So moving forward into married life; I can honestly say that Chris is a lucky guy, he’s leaving here today gaining a partner is warm and caring, and radiates gentle kindness wherever she goes …and Suzy, you’re lucky too, you leave here today having gained …a beautiful dress and some flowers!
I’m sure they’re going to have a blissfull marriage and we all wish you the best luck in the world for your future together.”
I asked everybody to raise this glasses and make a toast. As soon as that was done I immediately felt a euphoric sense of lightness akin to a rush of ectsasy. It wasn’t the champagne, it was the release of carrying that speech on my shoulders for a year. I could have leapt up and kissed Chris’s Dad on the forehead in that moment (he was sat next to me), instead I downed three more drinks and devoured the delicious meal that followed. My duties were over, all that was left was to seduce a bridesmaid, but there were only two of them and they were both taken. I shrugged and guzzled one last glass of fizz. Next came the ceilidh (pronounced kelty) some bizarre Scottish dance I’d never heard of. It looked like fun, but I just sat back with some buddies and spectated. Ok, one more drink. Before I knew it it was midnight and I was drunk. Chris and Suzy had already left. I shuffled my way to my own room and collapsed on the bed.
The next morning I woke up hang over free. No idea how that happened. My best guess was the Egyptian cotton covered pillows. I hadn’t really explored the grounds of the hotel so I want off for a wander. I didn’t get very far. Was half a kilometre up a country path when a deer came running at me full pelt. It took one look and fancied it’s chances ramming through a fence instead.
I realised why it was running, some big dog was behind chasing to sniff it’s arsehole.
Unable to get through the fence the beast managed to outmanoeuvre the doggo and legged it off into the distance.

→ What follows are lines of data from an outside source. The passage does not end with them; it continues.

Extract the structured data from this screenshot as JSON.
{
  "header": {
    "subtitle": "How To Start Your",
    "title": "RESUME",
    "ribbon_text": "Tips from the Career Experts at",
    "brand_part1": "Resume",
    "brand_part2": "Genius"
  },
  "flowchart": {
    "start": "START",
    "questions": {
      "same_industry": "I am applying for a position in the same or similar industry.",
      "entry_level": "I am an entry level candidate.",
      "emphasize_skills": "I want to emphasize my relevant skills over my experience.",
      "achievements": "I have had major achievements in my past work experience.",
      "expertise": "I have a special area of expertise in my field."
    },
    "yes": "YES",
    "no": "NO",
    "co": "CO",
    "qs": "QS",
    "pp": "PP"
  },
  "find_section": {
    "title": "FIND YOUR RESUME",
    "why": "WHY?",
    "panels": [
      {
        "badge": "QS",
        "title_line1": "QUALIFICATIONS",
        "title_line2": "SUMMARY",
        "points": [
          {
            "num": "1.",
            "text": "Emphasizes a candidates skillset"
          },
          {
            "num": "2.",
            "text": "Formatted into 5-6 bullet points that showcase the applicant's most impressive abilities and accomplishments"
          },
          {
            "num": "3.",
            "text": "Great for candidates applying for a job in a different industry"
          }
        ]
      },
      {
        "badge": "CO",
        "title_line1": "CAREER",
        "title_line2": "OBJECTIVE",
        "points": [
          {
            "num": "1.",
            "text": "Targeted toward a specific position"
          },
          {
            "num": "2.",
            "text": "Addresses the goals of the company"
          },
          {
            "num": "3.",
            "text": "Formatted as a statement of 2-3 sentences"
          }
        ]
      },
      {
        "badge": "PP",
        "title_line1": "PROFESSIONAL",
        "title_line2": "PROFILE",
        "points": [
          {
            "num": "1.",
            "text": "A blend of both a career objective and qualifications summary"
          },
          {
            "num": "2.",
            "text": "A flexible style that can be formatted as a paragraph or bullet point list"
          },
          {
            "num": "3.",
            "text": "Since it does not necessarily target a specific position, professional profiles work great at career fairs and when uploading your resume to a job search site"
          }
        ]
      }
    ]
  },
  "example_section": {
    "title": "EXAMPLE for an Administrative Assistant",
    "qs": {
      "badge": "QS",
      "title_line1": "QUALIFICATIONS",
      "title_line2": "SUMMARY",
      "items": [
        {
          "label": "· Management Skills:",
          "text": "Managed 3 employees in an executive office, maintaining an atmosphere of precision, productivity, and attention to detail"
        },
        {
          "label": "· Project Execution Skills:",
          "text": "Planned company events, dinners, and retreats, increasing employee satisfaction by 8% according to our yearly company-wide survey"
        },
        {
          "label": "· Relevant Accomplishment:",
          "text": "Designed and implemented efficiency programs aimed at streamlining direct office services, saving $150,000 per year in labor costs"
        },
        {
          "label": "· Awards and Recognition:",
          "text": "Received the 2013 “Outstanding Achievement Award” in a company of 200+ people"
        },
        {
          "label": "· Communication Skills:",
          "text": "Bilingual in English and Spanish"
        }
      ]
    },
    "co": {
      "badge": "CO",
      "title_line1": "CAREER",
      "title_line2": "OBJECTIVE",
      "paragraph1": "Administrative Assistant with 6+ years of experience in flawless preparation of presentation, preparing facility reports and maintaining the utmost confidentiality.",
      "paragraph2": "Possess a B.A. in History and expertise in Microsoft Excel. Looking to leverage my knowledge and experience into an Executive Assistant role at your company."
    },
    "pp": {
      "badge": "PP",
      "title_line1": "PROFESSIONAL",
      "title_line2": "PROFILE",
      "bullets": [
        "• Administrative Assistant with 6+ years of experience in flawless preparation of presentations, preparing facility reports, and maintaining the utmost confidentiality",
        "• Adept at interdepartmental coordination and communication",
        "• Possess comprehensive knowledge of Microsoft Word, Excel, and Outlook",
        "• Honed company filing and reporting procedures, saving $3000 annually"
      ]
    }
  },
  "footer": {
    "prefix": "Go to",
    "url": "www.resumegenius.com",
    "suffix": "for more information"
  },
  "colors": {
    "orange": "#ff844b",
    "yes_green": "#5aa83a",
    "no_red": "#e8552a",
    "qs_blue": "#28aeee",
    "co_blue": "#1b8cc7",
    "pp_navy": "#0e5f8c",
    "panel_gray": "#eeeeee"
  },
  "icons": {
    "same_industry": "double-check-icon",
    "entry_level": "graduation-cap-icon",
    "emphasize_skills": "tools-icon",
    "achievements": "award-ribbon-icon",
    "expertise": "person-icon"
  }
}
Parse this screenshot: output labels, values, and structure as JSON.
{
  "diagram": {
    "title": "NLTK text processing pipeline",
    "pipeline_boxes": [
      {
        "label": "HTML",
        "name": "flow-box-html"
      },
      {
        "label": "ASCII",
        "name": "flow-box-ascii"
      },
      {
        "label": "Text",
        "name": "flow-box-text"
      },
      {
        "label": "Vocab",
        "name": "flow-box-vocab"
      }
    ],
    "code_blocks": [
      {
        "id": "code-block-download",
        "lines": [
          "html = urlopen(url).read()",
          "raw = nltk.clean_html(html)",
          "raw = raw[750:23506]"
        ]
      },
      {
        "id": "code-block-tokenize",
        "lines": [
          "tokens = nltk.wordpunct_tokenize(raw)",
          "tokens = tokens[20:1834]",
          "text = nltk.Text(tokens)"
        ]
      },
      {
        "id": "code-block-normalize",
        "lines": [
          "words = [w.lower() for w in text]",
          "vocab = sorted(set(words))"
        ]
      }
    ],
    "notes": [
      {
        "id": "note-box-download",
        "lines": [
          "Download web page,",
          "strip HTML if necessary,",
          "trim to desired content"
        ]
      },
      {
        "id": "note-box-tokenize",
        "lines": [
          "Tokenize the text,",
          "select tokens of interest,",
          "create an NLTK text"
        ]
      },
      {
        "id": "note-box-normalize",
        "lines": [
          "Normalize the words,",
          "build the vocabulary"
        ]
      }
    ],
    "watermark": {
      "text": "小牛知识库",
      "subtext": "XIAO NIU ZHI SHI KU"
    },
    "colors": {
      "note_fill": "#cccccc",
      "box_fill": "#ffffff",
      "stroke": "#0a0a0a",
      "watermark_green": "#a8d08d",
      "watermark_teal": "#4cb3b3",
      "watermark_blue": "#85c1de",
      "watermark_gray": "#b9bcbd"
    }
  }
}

Well that was the highlight of the morning. After that it was back to Newcastle and a flight to Prague the same day. What a life.